Signs of a Stroke

Every year, close to 800,000 people in the U.S. have strokes. About 75% are first-time strokes, which means conversely that one in four strokes is a repeat stroke, which often leads to a worse outcome.

Stroke is the fifth-leading cause of death in the U.S. and a leading cause of long-term disability, which means that all Americans should learn how to recognize the causes and warning signs in order to limit permanent damage.

Contributory factors for a stroke

According to the American Stroke Association, 80% of strokes are preventable. Conditions that contribute to strokes include:

  • High blood pressure

  • Heart disease

  • High cholesterol

  • Atrial fibrillation

  • Poor diet and nutrition

  • Diabetes

  • Cigarette smoking

  • Excessive alcohol use

  • Inactivity

  • Obesity

It’s important to note that about 1/3 of people hospitalized for strokes are under the age of 65. If you have any of these conditions, whatever your age, talk to your doctor about how you can improve your health to decrease your risk of having a stroke.

Signs to watch for

Different signs can occur depending on the type of stroke and the location that is affected. If a stroke is on the right side of the brain you may experience weakness and/or numbness on the left side of your body, or neglect of the left side. A stroke on the left side of your brain may cause weakness or paralysis on the right side of your body, slurred speech, trouble getting words out, or understanding others.

Other symptoms can include sagging on one side of the face, confusion, trouble seeing in one eye or on the same side in both eyes, trouble walking, loss of balance or coordination, or dizziness, or a sudden very severe headache for no apparent reason.

Except for the last symptom, strokes are very often painless, which causes many patients to ignore symptoms, thinking they will go away. This is a terrible mistake. The damage can be extreme with each minute that goes by without treatment; two million brain cells can die every minute when blood flow is interrupted.
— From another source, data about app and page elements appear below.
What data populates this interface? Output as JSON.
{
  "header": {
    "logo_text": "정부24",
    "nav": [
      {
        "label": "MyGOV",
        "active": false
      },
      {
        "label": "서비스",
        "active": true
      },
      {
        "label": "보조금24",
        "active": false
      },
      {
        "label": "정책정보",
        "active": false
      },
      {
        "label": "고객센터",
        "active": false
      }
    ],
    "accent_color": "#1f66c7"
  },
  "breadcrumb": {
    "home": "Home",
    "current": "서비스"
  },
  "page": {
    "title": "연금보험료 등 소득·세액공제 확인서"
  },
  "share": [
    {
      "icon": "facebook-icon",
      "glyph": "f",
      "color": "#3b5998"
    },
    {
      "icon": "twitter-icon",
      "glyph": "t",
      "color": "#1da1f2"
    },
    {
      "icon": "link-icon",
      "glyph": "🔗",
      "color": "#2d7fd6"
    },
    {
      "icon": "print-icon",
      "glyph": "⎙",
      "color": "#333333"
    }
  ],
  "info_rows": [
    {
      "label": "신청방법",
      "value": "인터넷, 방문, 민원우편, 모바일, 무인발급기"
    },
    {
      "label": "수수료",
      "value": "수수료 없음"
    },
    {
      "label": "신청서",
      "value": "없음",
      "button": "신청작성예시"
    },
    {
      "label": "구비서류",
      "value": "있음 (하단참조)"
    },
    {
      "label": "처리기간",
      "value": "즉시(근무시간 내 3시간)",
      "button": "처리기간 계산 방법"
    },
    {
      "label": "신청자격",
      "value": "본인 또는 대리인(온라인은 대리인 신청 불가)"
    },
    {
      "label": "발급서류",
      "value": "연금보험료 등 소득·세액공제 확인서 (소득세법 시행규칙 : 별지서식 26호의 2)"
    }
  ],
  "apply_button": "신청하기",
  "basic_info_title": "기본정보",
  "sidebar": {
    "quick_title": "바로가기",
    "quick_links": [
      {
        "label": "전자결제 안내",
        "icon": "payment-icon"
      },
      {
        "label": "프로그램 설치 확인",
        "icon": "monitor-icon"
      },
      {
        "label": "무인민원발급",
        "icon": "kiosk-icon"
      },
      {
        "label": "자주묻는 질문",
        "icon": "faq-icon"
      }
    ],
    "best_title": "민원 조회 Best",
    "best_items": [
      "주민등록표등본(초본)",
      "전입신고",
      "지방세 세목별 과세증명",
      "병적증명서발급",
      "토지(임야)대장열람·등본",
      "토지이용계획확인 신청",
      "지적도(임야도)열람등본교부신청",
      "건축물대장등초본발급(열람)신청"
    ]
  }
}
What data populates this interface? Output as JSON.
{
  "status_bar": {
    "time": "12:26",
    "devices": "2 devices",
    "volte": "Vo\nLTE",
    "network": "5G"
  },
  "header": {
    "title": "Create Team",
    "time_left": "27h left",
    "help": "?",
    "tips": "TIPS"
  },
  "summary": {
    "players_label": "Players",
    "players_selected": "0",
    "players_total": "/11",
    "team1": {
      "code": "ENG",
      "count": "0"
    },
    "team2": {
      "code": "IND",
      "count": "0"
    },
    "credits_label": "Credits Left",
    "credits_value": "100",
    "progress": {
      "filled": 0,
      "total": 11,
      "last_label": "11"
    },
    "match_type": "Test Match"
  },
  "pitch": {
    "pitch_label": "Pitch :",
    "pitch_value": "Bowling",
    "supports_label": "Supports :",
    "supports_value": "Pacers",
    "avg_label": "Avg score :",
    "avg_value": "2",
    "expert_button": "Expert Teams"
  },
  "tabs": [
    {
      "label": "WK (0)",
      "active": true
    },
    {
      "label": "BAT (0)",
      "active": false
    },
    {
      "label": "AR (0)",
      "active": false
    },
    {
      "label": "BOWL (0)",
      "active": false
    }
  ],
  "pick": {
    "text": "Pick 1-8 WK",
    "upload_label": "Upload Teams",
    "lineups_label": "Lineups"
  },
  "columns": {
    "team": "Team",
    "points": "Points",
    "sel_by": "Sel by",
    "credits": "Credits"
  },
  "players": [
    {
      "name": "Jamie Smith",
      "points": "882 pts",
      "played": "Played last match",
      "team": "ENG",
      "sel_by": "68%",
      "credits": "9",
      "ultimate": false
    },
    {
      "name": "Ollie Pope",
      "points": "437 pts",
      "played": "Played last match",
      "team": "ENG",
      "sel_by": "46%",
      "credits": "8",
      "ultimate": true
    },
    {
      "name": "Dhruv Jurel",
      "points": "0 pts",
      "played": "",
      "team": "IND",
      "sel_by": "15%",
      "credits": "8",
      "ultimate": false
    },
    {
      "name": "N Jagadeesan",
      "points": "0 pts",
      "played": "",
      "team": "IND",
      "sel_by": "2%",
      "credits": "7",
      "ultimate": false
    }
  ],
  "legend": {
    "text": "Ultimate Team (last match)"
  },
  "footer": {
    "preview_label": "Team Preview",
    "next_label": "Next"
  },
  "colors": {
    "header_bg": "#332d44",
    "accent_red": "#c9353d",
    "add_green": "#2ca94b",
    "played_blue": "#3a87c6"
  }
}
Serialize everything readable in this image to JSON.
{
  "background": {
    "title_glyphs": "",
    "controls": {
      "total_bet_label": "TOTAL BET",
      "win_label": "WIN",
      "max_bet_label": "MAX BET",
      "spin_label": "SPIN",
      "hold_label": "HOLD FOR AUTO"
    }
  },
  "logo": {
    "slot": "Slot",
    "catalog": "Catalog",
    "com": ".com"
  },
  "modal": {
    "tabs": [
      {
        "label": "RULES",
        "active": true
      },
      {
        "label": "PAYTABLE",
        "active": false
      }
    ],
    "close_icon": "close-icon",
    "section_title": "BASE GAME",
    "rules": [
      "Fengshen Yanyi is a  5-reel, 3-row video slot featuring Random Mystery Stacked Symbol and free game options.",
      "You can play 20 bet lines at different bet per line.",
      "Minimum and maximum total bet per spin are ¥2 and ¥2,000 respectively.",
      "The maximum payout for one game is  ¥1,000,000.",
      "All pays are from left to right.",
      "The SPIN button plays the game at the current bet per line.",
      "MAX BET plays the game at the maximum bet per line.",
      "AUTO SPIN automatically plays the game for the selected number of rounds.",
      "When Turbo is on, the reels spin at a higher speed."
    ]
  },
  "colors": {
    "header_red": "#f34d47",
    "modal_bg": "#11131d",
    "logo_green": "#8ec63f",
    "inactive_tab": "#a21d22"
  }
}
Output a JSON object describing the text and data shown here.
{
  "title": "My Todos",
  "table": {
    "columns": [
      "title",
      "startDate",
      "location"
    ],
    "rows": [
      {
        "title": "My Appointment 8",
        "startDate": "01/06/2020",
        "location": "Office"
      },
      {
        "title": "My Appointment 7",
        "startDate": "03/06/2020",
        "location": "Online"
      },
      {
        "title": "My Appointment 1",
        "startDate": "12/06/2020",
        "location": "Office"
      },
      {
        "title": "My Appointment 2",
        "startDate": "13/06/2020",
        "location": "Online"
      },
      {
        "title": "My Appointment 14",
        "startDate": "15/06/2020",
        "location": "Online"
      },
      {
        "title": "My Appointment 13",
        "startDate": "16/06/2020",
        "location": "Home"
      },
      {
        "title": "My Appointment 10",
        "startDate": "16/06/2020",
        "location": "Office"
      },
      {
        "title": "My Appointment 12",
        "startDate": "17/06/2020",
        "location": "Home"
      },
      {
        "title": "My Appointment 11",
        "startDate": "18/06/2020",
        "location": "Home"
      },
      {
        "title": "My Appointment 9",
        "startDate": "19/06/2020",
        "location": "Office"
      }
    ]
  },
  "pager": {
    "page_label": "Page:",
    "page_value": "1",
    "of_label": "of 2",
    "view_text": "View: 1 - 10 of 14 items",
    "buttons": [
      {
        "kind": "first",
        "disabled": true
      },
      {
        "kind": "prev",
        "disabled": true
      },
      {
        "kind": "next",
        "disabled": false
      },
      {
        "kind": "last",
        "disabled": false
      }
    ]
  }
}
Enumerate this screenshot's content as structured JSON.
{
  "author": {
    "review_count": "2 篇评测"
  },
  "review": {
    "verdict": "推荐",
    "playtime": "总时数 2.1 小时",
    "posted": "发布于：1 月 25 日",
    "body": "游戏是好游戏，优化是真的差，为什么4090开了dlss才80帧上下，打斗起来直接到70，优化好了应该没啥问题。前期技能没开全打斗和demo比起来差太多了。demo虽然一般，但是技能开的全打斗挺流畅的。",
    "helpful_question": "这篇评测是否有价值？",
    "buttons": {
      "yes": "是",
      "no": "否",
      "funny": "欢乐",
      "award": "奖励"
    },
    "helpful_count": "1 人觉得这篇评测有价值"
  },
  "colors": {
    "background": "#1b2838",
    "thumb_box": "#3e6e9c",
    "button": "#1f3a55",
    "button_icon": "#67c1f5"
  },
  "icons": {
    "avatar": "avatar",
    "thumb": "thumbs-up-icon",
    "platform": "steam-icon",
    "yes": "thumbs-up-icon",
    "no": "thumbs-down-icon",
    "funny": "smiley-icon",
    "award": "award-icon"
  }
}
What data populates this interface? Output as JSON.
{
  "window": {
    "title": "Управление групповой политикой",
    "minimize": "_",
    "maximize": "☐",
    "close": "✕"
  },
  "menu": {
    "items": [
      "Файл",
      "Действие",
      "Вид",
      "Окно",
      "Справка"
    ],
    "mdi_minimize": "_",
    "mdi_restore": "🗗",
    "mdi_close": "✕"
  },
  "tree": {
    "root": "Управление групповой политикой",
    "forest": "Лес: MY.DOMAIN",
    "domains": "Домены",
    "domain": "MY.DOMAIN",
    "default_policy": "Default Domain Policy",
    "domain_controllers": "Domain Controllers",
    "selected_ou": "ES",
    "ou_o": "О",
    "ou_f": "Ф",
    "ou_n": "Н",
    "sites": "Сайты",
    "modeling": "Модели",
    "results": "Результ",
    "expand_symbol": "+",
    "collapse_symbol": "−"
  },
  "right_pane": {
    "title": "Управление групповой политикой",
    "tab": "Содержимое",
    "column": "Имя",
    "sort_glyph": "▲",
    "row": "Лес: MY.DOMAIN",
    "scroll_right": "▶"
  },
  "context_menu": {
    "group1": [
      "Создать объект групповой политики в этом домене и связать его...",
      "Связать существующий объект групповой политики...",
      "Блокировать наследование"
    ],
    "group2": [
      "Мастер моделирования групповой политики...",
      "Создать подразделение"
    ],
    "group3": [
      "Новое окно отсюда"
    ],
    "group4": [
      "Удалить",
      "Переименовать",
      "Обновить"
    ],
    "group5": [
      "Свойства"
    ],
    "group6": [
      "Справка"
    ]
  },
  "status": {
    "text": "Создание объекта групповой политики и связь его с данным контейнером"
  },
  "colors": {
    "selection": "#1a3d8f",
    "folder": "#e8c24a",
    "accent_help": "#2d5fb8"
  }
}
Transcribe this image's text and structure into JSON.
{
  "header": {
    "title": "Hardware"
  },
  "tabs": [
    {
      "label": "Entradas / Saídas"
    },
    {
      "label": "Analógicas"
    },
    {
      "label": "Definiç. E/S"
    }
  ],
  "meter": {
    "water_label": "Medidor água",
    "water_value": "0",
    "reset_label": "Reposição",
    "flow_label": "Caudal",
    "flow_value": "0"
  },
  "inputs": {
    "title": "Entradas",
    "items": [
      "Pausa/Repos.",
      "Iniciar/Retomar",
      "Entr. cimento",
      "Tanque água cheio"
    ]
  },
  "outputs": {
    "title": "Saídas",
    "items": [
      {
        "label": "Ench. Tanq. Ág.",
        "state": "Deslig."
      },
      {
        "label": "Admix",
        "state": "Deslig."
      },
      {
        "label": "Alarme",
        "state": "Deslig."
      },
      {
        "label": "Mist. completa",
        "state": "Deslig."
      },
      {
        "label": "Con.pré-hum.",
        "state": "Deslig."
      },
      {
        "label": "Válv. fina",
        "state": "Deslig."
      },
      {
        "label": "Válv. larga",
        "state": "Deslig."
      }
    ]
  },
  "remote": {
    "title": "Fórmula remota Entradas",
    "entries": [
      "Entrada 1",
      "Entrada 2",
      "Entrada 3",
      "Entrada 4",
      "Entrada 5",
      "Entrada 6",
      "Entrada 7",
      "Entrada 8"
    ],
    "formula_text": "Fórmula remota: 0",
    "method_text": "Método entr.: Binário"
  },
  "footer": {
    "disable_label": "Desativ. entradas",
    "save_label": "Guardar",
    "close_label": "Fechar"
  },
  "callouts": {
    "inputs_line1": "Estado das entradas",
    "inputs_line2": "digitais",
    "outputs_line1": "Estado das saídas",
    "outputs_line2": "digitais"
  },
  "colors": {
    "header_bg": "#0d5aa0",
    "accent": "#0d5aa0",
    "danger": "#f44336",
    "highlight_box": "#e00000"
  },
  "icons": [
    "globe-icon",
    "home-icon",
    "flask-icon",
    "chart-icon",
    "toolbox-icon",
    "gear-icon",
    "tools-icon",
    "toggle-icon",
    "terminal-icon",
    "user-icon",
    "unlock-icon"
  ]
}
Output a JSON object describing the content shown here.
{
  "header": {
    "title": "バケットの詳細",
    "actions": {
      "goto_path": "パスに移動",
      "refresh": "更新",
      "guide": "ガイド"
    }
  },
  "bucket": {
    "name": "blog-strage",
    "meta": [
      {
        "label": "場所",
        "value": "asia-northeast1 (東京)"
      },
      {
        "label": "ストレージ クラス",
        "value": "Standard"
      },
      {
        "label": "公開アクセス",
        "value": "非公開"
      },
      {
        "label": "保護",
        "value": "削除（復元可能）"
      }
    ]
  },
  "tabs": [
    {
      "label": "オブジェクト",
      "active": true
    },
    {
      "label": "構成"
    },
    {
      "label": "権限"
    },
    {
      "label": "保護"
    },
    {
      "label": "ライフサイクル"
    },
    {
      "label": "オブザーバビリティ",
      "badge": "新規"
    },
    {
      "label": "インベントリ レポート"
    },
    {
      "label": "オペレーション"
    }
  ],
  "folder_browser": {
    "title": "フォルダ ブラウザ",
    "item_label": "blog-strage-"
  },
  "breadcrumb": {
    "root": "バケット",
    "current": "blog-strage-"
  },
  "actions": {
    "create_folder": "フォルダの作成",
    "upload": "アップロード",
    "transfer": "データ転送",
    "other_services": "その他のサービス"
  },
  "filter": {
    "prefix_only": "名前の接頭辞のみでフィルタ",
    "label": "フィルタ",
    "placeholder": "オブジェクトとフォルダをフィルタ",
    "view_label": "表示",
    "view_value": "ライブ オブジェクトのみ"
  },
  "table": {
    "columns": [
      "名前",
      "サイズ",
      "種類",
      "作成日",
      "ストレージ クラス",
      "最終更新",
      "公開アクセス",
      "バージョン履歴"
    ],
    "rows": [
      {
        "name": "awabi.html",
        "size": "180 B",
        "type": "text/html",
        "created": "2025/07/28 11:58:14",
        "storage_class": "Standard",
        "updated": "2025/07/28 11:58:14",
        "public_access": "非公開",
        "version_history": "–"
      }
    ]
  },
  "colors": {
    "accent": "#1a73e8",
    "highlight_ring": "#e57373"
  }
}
Frequently, it is not the person having a stroke who notices the symptoms, but usually a spouse or someone else nearby who notices slurred speech, confusion, or a side of the face that does not move properly. If you see any of these signs in another person, call 911 right away.

Interestingly, a study reported on the CDC website found that 93% of stroke victims noticed sudden weakness or numbness, especially on one side. This was by far the most common symptom, and something a stroke victim may be able to immediately recognize, prompting the person to call 911 for help. Other major symptoms were confusion or trouble speaking (87%), sudden trouble walking/imbalance/dizziness (83%), sudden trouble seeing in one or both eyes (69%), and severe headache with no known cause (60%).

One consistent factor with all warning signs is that they come on very suddenly. Most of us, don’t want to consider the possibility that something serious could be happening. And some might be hesitant to react quickly, out of fear of being wrong and maybe looking silly. Absolutely reject such thoughts when they come to mind. If you suddenly experience any of these symptoms, immediately call 911. Quick medical attention within the first couple of hours can often prevent long-term damage and permanent disability.